**Action item**
Every entry below is to be retyped exactly as it appears.

**Data excerpts**
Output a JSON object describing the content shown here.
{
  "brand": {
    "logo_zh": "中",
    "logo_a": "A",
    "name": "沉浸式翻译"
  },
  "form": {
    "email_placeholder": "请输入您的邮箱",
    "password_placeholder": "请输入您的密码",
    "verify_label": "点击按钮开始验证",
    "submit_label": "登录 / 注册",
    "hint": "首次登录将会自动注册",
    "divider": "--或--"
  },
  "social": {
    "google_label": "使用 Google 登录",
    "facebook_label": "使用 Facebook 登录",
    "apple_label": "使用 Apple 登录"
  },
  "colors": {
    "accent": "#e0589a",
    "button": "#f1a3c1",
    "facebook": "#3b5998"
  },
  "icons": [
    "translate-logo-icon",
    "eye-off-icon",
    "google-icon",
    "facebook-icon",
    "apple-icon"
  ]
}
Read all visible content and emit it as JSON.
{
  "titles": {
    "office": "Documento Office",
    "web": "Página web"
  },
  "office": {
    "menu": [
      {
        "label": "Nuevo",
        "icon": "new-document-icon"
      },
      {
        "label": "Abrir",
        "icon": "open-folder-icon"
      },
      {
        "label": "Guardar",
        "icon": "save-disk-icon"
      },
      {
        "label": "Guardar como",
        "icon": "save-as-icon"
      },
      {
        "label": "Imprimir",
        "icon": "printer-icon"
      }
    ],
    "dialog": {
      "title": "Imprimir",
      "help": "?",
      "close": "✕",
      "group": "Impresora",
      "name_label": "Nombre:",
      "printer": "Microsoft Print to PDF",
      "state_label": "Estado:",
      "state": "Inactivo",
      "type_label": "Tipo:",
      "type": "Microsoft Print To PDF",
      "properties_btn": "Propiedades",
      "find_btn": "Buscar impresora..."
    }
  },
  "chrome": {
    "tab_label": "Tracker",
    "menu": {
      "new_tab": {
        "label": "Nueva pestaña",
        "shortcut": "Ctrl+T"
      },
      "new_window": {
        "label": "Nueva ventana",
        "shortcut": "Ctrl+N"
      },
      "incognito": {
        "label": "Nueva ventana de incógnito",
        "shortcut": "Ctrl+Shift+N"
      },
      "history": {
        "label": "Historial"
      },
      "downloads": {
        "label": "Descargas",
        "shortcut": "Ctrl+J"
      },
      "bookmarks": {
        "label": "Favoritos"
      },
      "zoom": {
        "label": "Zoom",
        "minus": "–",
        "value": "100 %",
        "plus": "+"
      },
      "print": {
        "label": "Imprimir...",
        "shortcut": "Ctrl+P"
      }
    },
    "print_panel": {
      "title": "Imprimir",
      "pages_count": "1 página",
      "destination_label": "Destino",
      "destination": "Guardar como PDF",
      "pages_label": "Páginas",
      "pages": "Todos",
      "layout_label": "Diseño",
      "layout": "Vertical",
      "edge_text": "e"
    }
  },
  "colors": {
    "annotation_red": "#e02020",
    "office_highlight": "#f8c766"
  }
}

**Reply**
Output a JSON object describing the content shown here.
{
  "brand": {
    "logo_zh": "中",
    "logo_a": "A",
    "name": "沉浸式翻译"
  },
  "form": {
    "email_placeholder": "请输入您的邮箱",
    "password_placeholder": "请输入您的密码",
    "verify_label": "点击按钮开始验证",
    "submit_label": "登录 / 注册",
    "hint": "首次登录将会自动注册",
    "divider": "--或--"
  },
  "social": {
    "google_label": "使用 Google 登录",
    "facebook_label": "使用 Facebook 登录",
    "apple_label": "使用 Apple 登录"
  },
  "colors": {
    "accent": "#e0589a",
    "button": "#f1a3c1",
    "facebook": "#3b5998"
  },
  "icons": [
    "translate-logo-icon",
    "eye-off-icon",
    "google-icon",
    "facebook-icon",
    "apple-icon"
  ]
}
Read all visible content and emit it as JSON.
{
  "titles": {
    "office": "Documento Office",
    "web": "Página web"
  },
  "office": {
    "menu": [
      {
        "label": "Nuevo",
        "icon": "new-document-icon"
      },
      {
        "label": "Abrir",
        "icon": "open-folder-icon"
      },
      {
        "label": "Guardar",
        "icon": "save-disk-icon"
      },
      {
        "label": "Guardar como",
        "icon": "save-as-icon"
      },
      {
        "label": "Imprimir",
        "icon": "printer-icon"
      }
    ],
    "dialog": {
      "title": "Imprimir",
      "help": "?",
      "close": "✕",
      "group": "Impresora",
      "name_label": "Nombre:",
      "printer": "Microsoft Print to PDF",
      "state_label": "Estado:",
      "state": "Inactivo",
      "type_label": "Tipo:",
      "type": "Microsoft Print To PDF",
      "properties_btn": "Propiedades",
      "find_btn": "Buscar impresora..."
    }
  },
  "chrome": {
    "tab_label": "Tracker",
    "menu": {
      "new_tab": {
        "label": "Nueva pestaña",
        "shortcut": "Ctrl+T"
      },
      "new_window": {
        "label": "Nueva ventana",
        "shortcut": "Ctrl+N"
      },
      "incognito": {
        "label": "Nueva ventana de incógnito",
        "shortcut": "Ctrl+Shift+N"
      },
      "history": {
        "label": "Historial"
      },
      "downloads": {
        "label": "Descargas",
        "shortcut": "Ctrl+J"
      },
      "bookmarks": {
        "label": "Favoritos"
      },
      "zoom": {
        "label": "Zoom",
        "minus": "–",
        "value": "100 %",
        "plus": "+"
      },
      "print": {
        "label": "Imprimir...",
        "shortcut": "Ctrl+P"
      }
    },
    "print_panel": {
      "title": "Imprimir",
      "pages_count": "1 página",
      "destination_label": "Destino",
      "destination": "Guardar como PDF",
      "pages_label": "Páginas",
      "pages": "Todos",
      "layout_label": "Diseño",
      "layout": "Vertical",
      "edge_text": "e"
    }
  },
  "colors": {
    "annotation_red": "#e02020",
    "office_highlight": "#f8c766"
  }
}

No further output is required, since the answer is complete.